[Data shown]
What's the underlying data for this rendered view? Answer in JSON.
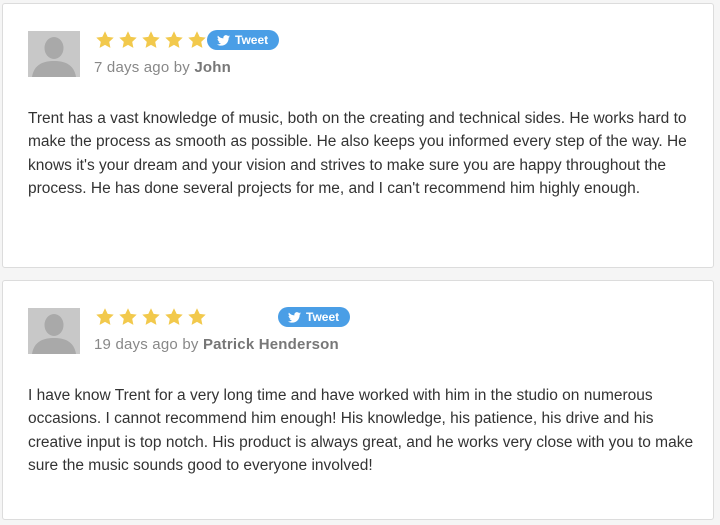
{
  "colors": {
    "star": "#f2c94c",
    "tweet_button": "#4a9ee6",
    "avatar": "#c8c8c8",
    "card_border": "#dcdcdc"
  },
  "icons": {
    "avatar": "person-silhouette-icon",
    "star": "star-icon",
    "tweet": "twitter-bird-icon"
  },
  "reviews": [
    {
      "rating": 5,
      "rating_max": 5,
      "tweet_label": "Tweet",
      "date": "7 days ago",
      "by": "by",
      "author": "John",
      "text": "Trent has a vast knowledge of music, both on the creating and technical sides. He works hard to make the process as smooth as possible. He also keeps you informed every step of the way. He knows it's your dream and your vision and strives to make sure you are happy throughout the process. He has done several projects for me, and I can't recommend him highly enough."
    },
    {
      "rating": 5,
      "rating_max": 5,
      "tweet_label": "Tweet",
      "date": "19 days ago",
      "by": "by",
      "author": "Patrick Henderson",
      "text": "I have know Trent for a very long time and have worked with him in the studio on numerous occasions. I cannot recommend him enough! His knowledge, his patience, his drive and his creative input is top notch. His product is always great, and he works very close with you to make sure the music sounds good to everyone involved!"
    }
  ]
}
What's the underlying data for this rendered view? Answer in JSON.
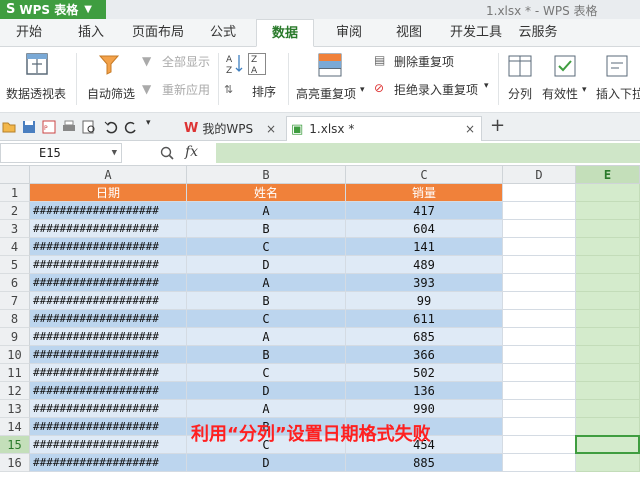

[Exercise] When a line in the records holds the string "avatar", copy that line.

[Solution to the problem]
    "avatar": "#c8c8c8",
    "avatar": "person-silhouette-icon",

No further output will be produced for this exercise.